Directions for this task: In the listing below, count the lines that contain the string "Open", and state that number without further words.

====================

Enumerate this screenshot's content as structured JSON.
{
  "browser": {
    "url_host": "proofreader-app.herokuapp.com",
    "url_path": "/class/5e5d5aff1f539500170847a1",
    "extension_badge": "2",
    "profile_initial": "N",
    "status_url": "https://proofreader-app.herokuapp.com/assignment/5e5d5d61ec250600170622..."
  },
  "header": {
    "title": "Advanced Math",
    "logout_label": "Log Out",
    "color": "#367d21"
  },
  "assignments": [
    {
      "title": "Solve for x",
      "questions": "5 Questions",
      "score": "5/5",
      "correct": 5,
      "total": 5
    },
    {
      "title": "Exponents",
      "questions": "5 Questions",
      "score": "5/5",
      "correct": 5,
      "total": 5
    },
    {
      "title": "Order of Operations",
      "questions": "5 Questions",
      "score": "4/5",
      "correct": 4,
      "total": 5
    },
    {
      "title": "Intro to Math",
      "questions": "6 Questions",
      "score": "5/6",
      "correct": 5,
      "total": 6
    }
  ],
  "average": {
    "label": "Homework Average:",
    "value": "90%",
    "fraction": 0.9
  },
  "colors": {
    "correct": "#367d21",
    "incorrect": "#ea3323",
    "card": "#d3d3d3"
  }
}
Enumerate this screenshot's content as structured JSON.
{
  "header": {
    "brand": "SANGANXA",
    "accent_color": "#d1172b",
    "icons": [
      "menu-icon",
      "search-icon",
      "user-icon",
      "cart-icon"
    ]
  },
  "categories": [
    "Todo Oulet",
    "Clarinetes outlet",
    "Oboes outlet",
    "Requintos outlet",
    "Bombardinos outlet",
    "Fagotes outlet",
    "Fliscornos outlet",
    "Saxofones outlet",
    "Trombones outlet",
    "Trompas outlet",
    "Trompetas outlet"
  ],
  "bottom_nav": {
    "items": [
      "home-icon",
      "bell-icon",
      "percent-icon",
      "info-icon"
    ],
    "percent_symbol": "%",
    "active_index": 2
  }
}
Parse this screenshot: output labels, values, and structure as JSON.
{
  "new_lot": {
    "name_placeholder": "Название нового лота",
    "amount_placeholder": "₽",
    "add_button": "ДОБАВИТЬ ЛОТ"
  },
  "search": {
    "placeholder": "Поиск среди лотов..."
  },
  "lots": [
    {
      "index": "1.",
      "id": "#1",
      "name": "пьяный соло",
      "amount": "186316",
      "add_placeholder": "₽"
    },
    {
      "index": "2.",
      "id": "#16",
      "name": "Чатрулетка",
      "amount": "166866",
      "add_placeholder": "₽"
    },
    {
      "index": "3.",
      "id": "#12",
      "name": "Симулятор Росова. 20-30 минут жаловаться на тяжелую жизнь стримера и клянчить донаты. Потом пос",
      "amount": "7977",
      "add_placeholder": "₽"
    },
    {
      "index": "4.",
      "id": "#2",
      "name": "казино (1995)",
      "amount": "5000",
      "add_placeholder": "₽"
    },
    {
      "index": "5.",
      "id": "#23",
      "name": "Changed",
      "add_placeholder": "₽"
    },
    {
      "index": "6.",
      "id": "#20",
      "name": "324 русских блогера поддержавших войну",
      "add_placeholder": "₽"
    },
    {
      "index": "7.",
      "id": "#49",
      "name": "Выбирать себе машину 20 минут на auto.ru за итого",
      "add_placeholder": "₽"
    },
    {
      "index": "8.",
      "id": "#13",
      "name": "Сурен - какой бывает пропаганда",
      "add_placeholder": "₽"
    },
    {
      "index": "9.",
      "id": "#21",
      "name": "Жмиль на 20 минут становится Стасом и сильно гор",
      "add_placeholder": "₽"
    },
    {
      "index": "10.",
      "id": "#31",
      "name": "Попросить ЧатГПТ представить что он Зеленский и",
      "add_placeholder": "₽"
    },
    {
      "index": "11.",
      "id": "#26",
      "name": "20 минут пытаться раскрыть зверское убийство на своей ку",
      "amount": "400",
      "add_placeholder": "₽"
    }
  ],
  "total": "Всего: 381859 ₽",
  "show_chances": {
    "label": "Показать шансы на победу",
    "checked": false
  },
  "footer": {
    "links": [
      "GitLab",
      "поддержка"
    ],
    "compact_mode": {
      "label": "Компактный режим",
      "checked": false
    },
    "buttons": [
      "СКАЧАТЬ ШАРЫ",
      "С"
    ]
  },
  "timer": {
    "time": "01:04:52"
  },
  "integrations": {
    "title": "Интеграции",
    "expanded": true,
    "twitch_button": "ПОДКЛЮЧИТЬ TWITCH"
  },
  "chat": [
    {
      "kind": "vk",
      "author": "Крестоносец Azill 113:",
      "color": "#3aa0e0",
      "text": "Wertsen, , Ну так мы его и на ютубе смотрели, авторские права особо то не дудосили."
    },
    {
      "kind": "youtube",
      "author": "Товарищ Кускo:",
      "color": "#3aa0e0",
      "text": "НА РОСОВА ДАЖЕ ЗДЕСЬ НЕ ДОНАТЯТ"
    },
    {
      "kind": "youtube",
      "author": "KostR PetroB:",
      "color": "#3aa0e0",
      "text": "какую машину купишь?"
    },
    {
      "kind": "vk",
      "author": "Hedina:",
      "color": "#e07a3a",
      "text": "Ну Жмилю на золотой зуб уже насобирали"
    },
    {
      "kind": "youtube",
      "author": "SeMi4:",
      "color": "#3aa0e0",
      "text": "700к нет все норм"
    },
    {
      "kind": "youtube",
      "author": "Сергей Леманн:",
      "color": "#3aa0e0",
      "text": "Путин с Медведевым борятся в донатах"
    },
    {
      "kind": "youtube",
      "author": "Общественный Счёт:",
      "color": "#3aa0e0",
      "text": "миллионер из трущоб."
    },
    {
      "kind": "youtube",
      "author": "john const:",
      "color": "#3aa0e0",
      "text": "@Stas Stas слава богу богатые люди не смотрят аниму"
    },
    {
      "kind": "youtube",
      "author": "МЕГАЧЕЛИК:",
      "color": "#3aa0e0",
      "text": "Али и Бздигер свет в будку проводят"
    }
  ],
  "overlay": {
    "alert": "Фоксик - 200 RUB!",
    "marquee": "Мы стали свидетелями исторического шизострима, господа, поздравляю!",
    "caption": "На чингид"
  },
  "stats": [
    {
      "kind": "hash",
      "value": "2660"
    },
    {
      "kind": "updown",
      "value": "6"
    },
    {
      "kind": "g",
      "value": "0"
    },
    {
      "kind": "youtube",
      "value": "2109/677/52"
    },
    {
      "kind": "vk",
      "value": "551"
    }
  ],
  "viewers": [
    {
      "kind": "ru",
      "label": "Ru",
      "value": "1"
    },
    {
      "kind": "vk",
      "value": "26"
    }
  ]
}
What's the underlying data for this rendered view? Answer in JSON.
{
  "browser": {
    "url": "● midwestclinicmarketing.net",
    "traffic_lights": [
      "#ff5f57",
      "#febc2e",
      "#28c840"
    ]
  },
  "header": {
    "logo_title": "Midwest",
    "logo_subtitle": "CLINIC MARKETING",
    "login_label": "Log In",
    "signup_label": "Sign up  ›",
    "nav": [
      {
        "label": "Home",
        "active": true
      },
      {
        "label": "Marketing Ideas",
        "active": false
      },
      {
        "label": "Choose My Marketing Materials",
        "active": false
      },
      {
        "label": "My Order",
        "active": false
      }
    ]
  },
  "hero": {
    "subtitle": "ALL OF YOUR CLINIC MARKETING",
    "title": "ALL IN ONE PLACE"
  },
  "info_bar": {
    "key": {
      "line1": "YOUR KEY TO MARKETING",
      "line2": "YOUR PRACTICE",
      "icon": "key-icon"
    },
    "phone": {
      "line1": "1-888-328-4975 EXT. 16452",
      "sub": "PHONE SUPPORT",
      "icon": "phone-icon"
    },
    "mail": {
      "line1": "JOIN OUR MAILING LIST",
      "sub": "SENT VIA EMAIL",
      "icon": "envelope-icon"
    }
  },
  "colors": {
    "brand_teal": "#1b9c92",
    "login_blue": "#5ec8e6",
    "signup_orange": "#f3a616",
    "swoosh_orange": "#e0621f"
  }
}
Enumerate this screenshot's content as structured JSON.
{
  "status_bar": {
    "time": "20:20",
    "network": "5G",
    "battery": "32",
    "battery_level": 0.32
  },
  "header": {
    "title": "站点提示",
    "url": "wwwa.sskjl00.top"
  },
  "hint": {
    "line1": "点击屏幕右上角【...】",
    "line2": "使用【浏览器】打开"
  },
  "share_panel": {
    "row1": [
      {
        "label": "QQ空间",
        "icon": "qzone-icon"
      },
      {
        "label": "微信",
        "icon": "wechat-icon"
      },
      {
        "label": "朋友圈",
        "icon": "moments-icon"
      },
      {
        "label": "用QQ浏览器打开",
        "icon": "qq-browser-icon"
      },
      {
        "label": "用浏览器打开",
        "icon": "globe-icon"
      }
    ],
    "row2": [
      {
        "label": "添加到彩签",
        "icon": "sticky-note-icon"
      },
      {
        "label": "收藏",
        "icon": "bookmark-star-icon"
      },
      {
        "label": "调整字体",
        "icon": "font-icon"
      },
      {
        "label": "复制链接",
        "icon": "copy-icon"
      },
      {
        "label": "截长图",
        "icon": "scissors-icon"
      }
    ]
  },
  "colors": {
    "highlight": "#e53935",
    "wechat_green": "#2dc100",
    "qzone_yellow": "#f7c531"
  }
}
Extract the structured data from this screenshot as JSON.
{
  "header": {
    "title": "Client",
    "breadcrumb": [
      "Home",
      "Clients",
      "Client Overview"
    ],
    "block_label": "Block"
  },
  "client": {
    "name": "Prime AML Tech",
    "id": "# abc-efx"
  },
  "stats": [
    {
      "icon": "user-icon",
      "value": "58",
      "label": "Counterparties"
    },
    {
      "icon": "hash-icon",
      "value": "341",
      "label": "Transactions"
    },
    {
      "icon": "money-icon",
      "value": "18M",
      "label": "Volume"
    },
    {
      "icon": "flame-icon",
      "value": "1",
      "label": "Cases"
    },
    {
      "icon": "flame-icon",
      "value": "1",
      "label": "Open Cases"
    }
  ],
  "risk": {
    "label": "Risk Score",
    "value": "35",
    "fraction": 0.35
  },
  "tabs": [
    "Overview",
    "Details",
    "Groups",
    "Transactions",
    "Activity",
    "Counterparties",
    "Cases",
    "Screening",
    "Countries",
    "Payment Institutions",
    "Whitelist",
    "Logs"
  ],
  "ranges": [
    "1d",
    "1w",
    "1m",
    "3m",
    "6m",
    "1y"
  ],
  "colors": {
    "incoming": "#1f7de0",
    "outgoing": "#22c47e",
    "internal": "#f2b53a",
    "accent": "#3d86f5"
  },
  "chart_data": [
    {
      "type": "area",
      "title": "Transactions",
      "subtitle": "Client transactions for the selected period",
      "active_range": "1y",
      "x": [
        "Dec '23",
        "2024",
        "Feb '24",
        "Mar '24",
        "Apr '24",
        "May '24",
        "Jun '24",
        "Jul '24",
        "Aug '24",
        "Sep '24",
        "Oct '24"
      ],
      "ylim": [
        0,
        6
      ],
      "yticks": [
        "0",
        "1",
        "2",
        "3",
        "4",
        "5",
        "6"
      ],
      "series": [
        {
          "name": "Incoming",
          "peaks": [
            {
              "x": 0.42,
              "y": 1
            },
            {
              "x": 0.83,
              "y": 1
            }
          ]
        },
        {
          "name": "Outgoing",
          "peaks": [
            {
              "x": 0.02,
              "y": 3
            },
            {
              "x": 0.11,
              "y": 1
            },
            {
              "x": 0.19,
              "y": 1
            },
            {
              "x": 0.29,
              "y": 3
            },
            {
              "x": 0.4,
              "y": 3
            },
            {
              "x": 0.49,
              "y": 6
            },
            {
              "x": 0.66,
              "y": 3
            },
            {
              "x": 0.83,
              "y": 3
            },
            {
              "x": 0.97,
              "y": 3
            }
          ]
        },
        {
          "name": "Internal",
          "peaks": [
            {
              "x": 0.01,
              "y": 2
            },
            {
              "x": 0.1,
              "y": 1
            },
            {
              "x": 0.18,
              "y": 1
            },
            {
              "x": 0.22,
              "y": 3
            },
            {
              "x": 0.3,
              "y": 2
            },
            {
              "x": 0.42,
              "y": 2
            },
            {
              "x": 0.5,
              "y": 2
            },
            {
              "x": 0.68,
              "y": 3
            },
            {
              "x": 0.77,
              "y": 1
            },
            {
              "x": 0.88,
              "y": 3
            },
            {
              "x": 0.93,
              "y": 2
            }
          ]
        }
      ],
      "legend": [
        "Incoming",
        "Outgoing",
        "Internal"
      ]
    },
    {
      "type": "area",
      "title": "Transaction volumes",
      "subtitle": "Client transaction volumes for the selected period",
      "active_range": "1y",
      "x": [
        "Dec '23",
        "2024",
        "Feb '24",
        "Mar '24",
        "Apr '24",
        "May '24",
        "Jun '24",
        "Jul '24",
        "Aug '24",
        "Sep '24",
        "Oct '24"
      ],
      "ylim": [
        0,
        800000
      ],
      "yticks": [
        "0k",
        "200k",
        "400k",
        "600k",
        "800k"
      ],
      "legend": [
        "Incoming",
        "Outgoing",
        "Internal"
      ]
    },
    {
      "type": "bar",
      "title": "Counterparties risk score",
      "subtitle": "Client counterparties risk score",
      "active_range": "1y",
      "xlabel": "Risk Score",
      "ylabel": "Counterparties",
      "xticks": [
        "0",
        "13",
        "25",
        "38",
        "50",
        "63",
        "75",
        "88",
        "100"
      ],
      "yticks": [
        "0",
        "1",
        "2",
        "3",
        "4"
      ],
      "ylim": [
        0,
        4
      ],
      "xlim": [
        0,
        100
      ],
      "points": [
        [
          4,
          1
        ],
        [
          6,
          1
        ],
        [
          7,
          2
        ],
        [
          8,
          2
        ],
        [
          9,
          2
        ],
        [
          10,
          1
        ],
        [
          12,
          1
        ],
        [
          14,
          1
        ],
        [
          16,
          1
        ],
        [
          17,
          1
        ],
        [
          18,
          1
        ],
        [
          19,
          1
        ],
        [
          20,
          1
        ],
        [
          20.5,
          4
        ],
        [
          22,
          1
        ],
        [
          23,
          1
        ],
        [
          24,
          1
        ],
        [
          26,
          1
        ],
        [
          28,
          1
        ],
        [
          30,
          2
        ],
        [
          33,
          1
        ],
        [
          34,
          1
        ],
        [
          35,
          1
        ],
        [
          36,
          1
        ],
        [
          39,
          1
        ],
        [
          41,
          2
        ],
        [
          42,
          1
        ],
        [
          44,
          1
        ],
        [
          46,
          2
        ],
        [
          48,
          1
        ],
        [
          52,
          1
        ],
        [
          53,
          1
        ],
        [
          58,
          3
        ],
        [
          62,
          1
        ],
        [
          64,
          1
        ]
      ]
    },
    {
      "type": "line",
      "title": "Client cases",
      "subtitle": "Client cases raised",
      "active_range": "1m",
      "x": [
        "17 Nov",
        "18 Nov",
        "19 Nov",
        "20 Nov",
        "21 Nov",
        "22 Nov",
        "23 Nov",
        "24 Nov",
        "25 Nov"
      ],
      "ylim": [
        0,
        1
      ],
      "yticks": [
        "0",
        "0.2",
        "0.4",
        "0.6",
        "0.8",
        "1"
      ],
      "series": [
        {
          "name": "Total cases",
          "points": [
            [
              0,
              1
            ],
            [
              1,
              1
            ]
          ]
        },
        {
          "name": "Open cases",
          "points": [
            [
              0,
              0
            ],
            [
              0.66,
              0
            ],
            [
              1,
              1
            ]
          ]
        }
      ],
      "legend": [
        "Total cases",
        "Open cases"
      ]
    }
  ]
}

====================

Response: 3